Moawad, H. (n.d.). Natural remedies for epilepsy: Diet, herbs, vitamins, and more. Medical News Today. Retrieved July 15, 2022, from 

Najafi, M., Mehvari, J., Motlagh, F. G., Ghazvini, M. R. A., Naeini, A. A., & Zare, M. (2016). Effects of vitamin E on seizure frequency, electroencephalogram findings, and oxidative stress status of refractory epileptic patients. Advanced Biomedical Research, 5(1), 36. 

National University of Natural Medicine. (n.d.). Naturopathic modalities. National University of Natural Medicine. Retrieved July 15, 2022, from 

Panebianco, M., Sridharan, K., & Ramaratnam , S. (2017, October 5). Yoga for epilepsy. Retrieved July 15, 2022, from 

Pfeifer, H. H. (2022). Low glycemic index treatment. Epilepsy Foundation. Retrieved July 15, 2022, from 

Ratté, P. (n.d.). Naturopathy. Taking Charge of Your Health & Wellbeing — Naturopathy. Retrieved July 15, 2022, from 

Seizure disorders. Mount Sinai Health System. (n.d.). Retrieved July 16, 2022, from 

Sirven , J. I., & Schachter, S. C. (2022). Modified atkins diet. Epilepsy Foundation. Retrieved July 15, 2022, from 

Tong, Y. (2014). Seizures caused by pyridoxine (vitamin B6) deficiency in adults: A case report and literature review. Intractable Rare Dis Res, 3(2), 52–56. 

Verrotti, A., Lapadre, G., Francesco, L. D., Zagaroli, L., & Farello, G. (2020). Diet in the Treatment of Epilepsy: What We Know So Far. Nutrients, 12(9). 10.3390  

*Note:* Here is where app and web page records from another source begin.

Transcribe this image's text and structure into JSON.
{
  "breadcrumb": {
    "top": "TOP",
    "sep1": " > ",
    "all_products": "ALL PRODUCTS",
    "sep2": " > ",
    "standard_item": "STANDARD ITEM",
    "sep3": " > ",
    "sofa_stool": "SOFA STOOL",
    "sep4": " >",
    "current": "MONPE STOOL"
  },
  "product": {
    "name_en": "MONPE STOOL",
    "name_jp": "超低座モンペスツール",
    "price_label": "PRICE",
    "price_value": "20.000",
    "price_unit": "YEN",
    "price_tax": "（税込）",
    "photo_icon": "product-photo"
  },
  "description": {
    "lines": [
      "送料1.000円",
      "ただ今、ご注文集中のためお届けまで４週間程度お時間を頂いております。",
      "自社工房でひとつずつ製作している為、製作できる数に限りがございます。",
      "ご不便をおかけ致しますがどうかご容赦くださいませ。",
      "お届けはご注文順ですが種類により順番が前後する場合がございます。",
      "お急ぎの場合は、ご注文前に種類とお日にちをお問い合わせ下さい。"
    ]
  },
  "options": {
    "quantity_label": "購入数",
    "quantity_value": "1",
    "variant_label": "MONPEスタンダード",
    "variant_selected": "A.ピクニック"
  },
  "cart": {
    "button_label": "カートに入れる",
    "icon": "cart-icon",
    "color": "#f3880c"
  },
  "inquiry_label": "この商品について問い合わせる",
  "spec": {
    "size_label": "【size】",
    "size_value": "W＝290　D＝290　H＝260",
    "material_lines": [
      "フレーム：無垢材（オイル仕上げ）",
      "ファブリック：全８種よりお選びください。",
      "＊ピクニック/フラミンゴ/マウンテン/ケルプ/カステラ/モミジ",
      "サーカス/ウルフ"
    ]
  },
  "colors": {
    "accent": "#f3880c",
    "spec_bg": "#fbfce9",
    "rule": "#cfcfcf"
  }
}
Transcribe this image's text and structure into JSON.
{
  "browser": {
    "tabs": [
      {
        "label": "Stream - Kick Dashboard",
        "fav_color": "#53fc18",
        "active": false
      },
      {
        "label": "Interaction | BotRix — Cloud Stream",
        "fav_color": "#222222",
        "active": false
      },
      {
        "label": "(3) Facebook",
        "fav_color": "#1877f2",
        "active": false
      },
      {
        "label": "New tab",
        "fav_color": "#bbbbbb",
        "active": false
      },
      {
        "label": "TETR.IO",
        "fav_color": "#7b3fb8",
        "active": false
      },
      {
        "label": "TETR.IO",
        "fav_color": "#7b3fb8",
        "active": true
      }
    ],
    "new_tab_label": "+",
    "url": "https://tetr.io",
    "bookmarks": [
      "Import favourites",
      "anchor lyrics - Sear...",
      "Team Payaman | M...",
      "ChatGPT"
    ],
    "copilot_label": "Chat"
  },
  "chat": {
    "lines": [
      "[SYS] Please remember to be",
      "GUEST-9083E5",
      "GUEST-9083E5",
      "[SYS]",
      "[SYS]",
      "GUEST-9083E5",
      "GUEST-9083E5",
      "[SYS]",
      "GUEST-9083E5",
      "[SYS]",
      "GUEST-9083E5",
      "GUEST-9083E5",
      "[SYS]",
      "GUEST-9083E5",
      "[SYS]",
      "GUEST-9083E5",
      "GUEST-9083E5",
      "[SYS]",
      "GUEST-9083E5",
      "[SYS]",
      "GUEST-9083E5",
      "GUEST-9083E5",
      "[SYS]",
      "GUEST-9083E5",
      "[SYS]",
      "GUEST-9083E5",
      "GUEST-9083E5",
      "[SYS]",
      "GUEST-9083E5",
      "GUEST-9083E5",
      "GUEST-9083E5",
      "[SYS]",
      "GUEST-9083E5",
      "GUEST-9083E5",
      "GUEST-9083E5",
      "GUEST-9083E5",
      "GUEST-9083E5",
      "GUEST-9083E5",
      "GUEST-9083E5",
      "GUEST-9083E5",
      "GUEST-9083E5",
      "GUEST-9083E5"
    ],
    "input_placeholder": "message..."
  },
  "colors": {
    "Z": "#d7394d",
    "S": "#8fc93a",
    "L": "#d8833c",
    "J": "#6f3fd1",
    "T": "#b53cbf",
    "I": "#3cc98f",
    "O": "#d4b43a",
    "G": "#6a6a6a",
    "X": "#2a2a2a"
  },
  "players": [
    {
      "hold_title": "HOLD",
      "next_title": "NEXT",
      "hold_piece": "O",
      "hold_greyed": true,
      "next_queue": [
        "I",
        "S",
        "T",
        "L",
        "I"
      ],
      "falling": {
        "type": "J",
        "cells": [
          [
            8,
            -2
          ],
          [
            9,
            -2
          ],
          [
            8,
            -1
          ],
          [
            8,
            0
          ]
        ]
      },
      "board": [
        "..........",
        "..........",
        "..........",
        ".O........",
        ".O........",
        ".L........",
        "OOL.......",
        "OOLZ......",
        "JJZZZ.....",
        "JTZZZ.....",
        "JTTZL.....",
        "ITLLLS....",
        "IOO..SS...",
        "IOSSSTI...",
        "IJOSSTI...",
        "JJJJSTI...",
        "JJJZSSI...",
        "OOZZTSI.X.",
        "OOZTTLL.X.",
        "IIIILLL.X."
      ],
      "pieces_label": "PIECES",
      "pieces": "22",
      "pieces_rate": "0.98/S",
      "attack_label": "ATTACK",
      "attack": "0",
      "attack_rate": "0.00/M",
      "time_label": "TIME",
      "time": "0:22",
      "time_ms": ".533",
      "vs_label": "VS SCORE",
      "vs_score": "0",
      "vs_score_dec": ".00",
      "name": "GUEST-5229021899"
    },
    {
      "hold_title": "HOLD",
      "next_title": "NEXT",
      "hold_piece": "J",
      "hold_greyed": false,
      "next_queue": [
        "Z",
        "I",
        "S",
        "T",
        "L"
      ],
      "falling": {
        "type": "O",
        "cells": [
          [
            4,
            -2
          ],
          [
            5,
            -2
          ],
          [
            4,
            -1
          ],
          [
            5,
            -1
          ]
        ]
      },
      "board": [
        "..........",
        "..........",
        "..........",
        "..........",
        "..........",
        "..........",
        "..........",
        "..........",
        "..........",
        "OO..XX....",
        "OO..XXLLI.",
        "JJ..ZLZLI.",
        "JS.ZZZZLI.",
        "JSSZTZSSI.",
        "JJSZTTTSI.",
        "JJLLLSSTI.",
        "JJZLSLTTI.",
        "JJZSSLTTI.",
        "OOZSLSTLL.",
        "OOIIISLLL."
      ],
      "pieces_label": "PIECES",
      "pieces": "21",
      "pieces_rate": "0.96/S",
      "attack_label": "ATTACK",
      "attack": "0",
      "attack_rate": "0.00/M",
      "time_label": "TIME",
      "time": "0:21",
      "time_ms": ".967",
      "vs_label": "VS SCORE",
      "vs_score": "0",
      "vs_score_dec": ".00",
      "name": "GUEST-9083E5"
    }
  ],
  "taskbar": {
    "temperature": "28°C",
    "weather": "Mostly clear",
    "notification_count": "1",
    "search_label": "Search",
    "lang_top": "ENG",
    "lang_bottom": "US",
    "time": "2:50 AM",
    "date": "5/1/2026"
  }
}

Walle, G. V. D. (2022, February 1). What is taurine? benefits, side effects, and more. Healthline. Retrieved July 15, 2022, from 

Read More